[Interface dataset entries]

- Opening Delimiter -

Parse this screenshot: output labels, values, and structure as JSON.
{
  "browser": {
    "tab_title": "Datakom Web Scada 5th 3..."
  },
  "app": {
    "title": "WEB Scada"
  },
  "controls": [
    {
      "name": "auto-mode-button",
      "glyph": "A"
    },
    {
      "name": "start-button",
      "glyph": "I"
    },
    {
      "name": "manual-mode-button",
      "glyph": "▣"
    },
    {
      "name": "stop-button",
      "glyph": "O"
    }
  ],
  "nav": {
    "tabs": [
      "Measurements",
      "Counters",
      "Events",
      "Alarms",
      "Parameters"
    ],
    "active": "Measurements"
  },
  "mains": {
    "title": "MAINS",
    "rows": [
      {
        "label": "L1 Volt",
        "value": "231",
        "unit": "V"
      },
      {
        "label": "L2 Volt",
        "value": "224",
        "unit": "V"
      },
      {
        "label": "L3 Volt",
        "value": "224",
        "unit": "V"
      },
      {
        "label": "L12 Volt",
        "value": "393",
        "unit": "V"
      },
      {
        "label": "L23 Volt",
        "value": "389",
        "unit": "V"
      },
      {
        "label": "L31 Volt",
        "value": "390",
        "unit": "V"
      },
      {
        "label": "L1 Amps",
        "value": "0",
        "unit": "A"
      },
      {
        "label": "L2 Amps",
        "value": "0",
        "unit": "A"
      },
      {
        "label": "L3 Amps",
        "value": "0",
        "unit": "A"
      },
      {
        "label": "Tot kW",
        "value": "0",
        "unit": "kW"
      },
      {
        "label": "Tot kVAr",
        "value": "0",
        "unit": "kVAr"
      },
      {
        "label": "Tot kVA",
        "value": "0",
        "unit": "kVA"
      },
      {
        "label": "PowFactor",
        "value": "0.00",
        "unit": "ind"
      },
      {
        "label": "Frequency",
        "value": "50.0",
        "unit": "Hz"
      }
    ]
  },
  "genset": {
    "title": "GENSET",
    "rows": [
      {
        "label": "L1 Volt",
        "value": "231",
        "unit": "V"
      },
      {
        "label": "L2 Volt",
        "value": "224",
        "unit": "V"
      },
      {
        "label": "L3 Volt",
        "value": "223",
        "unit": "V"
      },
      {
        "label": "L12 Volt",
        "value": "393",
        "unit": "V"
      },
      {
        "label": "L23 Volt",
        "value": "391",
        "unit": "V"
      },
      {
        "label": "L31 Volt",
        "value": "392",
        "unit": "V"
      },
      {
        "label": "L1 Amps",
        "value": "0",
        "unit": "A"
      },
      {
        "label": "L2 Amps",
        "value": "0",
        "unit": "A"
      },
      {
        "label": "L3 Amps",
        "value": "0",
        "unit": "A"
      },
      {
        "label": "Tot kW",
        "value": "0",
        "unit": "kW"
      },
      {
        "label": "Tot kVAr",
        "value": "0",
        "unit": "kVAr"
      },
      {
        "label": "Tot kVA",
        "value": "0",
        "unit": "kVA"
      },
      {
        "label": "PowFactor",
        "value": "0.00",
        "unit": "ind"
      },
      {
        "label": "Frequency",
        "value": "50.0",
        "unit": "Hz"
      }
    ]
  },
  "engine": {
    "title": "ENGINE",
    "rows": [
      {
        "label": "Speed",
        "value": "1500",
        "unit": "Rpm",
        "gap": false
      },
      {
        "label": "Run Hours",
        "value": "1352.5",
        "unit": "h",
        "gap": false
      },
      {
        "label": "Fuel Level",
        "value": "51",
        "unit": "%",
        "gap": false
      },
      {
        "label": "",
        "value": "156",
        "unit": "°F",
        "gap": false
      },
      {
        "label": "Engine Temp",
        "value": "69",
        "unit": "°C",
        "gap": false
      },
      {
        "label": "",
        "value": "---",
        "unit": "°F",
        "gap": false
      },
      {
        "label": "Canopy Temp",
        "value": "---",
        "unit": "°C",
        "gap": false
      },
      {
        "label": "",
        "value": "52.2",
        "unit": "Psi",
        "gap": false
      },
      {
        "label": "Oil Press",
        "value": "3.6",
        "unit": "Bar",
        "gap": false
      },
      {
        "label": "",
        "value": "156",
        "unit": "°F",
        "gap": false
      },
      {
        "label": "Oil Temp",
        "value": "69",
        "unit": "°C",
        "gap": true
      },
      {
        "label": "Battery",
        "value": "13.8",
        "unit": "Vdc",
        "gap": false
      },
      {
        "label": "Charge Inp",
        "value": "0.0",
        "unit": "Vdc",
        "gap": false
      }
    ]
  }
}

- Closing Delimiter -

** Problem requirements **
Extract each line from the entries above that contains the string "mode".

** Solution **
      "name": "auto-mode-button",
      "name": "manual-mode-button",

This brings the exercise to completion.